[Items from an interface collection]
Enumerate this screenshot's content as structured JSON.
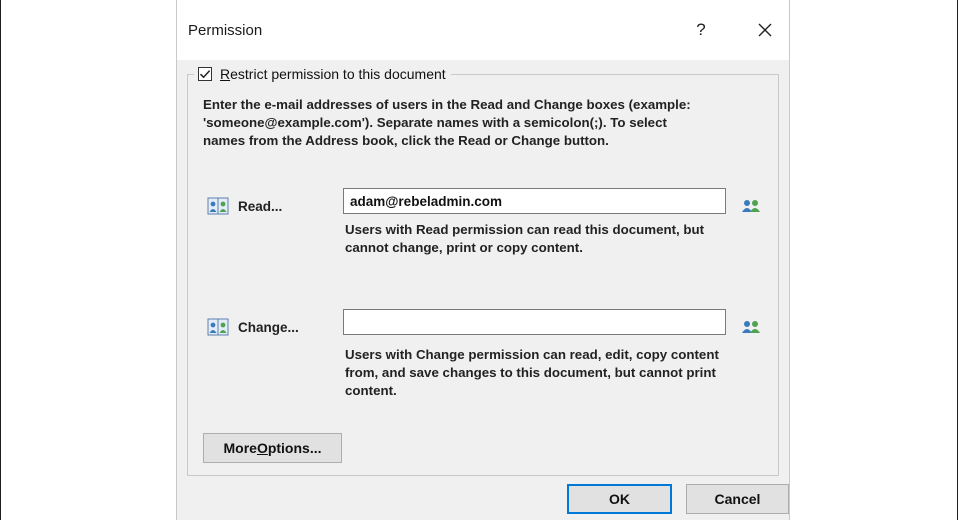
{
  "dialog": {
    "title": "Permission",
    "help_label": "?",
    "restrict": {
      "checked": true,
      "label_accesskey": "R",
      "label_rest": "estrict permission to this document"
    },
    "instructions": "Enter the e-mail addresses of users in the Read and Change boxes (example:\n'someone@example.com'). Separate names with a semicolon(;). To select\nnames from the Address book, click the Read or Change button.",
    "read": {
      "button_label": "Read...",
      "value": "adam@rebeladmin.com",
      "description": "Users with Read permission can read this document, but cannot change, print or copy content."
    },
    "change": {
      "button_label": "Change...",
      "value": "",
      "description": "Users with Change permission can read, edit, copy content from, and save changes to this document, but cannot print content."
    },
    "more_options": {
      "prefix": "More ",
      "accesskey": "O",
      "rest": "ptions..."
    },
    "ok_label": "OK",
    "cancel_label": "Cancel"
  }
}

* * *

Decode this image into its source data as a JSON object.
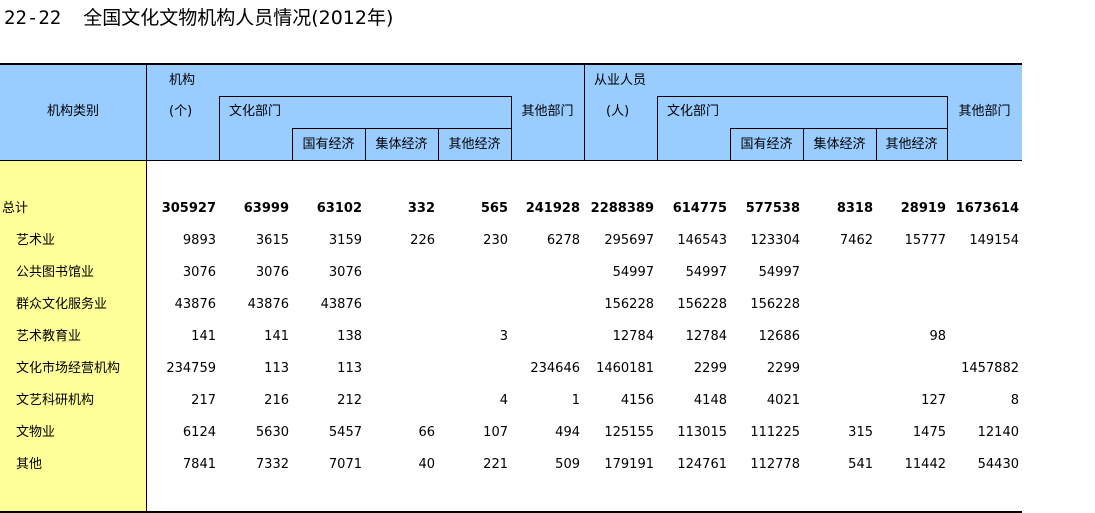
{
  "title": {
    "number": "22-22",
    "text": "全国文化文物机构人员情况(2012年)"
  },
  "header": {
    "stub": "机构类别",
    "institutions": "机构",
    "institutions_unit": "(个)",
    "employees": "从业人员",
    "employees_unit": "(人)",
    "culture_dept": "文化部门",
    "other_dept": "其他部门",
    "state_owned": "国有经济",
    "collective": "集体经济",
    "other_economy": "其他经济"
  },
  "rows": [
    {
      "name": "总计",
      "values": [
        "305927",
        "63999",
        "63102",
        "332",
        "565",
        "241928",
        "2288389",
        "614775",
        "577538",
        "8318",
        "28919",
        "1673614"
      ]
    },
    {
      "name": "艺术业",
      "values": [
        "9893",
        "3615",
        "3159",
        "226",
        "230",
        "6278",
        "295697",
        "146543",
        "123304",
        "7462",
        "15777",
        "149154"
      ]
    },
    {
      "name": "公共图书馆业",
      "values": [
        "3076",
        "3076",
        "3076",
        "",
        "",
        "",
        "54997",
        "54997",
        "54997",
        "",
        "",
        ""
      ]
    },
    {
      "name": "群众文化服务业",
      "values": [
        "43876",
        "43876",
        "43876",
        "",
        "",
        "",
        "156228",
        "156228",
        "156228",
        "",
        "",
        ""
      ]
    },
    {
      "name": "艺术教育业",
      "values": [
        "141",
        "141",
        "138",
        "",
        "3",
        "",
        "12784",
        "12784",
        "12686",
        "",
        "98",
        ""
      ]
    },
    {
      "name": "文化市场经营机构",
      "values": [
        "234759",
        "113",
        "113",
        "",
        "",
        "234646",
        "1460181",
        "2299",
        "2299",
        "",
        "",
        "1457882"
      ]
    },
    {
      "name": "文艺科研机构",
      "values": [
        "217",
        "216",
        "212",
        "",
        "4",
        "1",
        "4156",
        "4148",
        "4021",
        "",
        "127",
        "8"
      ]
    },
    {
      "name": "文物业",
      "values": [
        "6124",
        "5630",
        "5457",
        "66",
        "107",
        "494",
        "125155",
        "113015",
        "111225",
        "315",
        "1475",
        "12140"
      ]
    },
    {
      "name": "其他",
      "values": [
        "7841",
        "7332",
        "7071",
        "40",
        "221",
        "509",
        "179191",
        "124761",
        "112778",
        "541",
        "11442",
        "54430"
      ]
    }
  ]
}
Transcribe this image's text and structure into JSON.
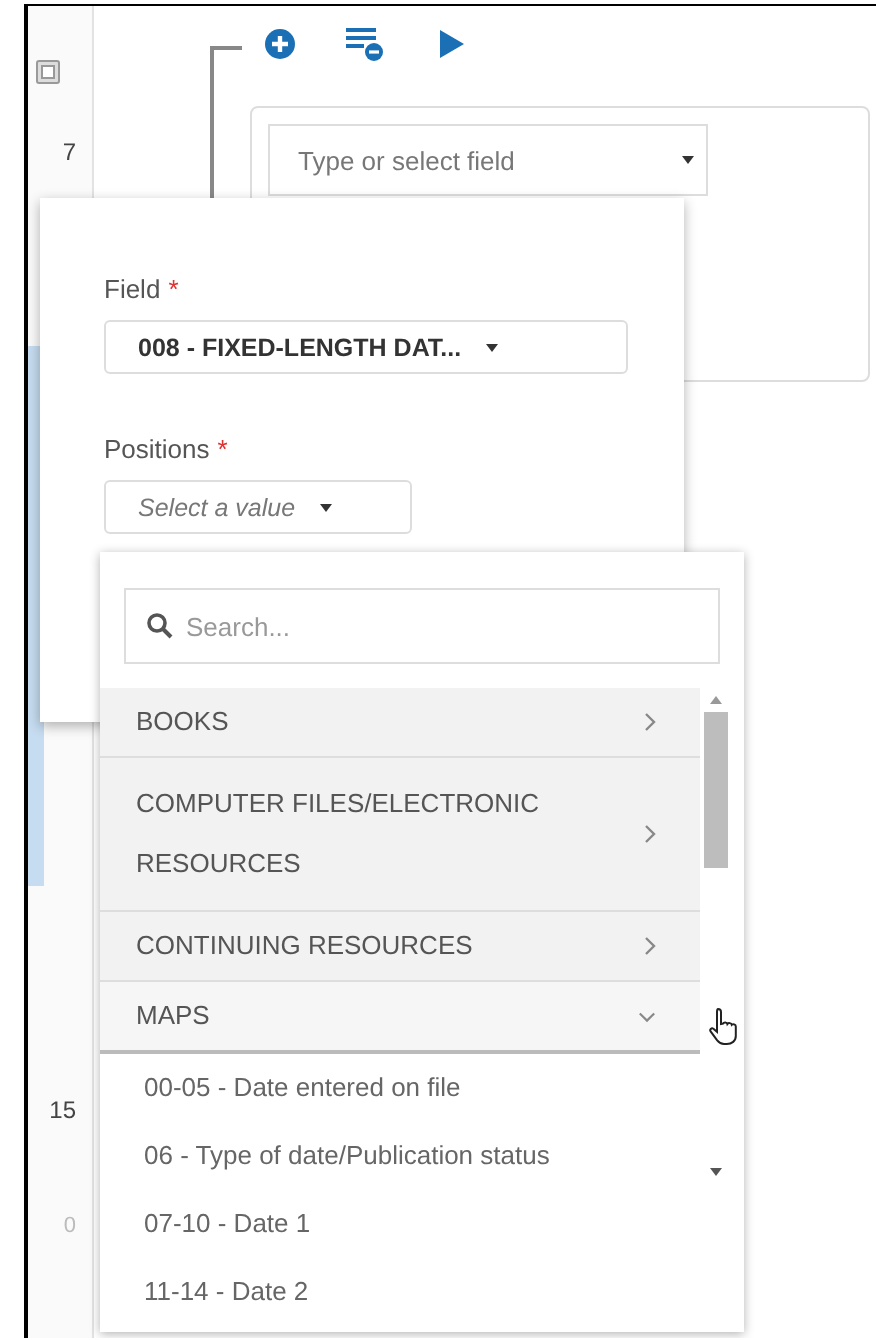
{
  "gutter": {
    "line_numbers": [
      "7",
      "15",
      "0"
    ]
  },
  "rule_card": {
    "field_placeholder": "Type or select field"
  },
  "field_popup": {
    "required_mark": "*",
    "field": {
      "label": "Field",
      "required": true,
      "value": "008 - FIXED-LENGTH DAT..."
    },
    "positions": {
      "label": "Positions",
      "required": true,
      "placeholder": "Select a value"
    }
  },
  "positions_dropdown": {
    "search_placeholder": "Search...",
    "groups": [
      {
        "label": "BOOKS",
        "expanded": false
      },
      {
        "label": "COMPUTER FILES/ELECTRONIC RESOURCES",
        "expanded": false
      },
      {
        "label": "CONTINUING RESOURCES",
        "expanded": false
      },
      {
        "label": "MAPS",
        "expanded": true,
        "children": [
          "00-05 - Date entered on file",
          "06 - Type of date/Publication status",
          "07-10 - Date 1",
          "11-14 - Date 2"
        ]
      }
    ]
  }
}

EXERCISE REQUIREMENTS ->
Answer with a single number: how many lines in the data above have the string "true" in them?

WRITTEN RESPONSE ->
4